Jennie Lou, MD, MSc
Professor and Program Director, Biomedical Informatics Program, College of Osteopathic Medicine, Nova Southeastern University, Fort Lauderdale, Fla.
MD, Fudan University, Shanghai, China
MSc, Biomedical Science, McMaster University, Canada
BHSc, Health Science, McMaster University, Canada
How do I describe my work to those outside the field
I am an educator who trains the leaders who can bridge information technology and health care.
Years of experience:
I first started working a homegrown electronic medical record system in 1996 for a newly-developed traumatic brain injury unit.
I believe we can make a big difference in improving people’s health through the use of information technology. We can do more than just treat an individual patient. This field attracts people who have passion and are motivated to make a difference. I love working with those people. I can feel the energy and passion that each one of us brings to the transformation/movement, so we are making some significant contributions to improve the outcomes of today’s health care.
What are your ambitions? At the end of your career, what do you hope to have accomplished?
I want to be an effective mentor. Throughout my own career, I was very fortunate to have had several great mentors. They totally changed my way of thinking and my way of doing things scientifically and even in my personal life. They are my role models. I want to be one of them. If one of my students or junior faculty members tells me, “Oh, Dr. Lou, that day you totally changed the way I think,” that will be sufficient for me!

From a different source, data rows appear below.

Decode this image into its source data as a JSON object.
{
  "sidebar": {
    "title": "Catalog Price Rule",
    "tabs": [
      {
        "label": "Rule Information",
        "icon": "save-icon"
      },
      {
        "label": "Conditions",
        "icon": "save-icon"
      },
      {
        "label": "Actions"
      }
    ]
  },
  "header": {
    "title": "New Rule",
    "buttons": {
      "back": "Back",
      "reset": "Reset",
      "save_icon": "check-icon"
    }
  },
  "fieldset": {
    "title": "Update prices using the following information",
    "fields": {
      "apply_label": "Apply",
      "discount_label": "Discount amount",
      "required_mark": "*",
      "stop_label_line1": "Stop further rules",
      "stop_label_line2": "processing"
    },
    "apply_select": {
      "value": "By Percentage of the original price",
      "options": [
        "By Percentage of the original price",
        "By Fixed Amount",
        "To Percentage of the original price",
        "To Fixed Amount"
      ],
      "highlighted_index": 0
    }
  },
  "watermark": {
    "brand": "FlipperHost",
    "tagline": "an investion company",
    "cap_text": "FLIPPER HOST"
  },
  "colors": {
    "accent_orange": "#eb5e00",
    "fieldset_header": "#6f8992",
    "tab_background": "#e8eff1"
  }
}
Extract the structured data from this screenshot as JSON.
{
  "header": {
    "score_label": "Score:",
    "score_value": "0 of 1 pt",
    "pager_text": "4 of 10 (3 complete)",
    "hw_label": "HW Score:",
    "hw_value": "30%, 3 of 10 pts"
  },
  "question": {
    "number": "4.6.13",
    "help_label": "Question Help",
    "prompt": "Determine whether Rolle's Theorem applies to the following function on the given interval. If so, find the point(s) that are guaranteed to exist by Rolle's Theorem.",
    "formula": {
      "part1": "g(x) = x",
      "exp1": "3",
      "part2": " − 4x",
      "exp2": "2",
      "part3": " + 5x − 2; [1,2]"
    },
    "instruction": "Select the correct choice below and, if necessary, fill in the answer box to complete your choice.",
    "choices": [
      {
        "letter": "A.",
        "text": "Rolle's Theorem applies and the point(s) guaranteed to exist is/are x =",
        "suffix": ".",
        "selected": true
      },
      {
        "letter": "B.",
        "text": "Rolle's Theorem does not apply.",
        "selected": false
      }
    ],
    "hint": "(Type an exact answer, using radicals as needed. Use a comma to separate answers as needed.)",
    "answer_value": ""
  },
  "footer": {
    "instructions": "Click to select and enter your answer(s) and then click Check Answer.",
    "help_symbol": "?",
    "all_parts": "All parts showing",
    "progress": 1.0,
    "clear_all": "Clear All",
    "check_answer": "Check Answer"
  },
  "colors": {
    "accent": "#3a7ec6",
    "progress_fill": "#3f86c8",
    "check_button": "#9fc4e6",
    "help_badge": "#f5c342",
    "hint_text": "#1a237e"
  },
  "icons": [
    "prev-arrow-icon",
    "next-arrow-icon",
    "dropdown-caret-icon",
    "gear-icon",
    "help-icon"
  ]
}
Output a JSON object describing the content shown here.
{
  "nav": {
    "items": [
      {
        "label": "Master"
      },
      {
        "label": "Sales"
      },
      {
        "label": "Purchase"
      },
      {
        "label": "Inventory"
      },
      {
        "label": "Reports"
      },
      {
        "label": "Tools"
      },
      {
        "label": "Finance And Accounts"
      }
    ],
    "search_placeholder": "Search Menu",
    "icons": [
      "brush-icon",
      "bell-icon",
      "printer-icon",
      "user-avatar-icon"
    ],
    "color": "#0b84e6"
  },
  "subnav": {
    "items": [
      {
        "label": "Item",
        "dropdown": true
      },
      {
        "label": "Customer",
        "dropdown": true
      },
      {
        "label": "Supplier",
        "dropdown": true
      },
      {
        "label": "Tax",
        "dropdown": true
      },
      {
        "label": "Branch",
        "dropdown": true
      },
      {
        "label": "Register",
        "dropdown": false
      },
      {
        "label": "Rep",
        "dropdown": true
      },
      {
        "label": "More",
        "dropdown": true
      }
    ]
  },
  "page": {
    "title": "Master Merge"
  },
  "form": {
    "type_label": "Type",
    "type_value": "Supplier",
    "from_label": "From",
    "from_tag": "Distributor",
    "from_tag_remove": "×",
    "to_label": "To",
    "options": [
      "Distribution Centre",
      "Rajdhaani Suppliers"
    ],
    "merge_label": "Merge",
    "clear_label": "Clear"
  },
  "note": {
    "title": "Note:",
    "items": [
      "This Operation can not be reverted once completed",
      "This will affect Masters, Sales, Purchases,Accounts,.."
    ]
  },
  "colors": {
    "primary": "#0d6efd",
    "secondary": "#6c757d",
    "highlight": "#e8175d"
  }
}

Who or what are your “key sources” in the informatics field?
Informatics is such a broad field, and I rely on a lot of sources. The Academic Forum of AMIA is a definite source and helps to keep me updated. I built the Biomedical Informatics Program at Nova Southeastern University. I think we have a great program, one of the best in the country. It is becoming challenging to keep up with all these sources of data and knowledge. I work with a very good group of people who are energized and passionate about the field. JAMIA, definitely, is a key source.
Articles that spotlight my research interest
Hyas, D, & Lou, J. (2015) Job satisfaction of healthcare IT permanent employees and consultants, Society for Advancement of Management Advanced Management Journal, 80(4), 12-18, 2015.
Clauson , K.A., Polen, H. H., Lou, J. Q., Zapantis , A. & Thomson , W. (2009) . Evaluation of nursing-specific drug information PDA databases used as clinical decision support. International Journal of Medical Informatics, Volume 78, ssue 10, Pages 679-687
Fleisher , J. M., Lou, J.Q., & Farrell, M. (2008) . Relationship Between Physician Supply and Breast Cancer Survival: A Geographic Approach. Journal of Community Health 33(8):179-182
Lou, J. Q. (2006) Using Bioinformatics in the Exploration of Genetic Diversity. London, England: Henry Steward Talk.
Hobbies/Interests outside AMIA
Besides travelling, I like to play computer games. That’s my guilty pleasure. I play computer games with my daughter, who is 12, but I learn so much from game playing. We are working to integrate gaming into our medical school curriculum. I also see that as a direction in our future education including patient care.
AMIA is important to me because
It provides me with professional guidance and resources, and collegiality that I really appreciate.
I am involved with AMIA
I have been an active member of AMIA for more than a decade now. Our program is also one of the few original members of AMIA Academic Forum. I am Director of the AMIA-NSU 10x10 program, and I have also served on several different committees.
It may surprise people to know
I am also an occupational therapist.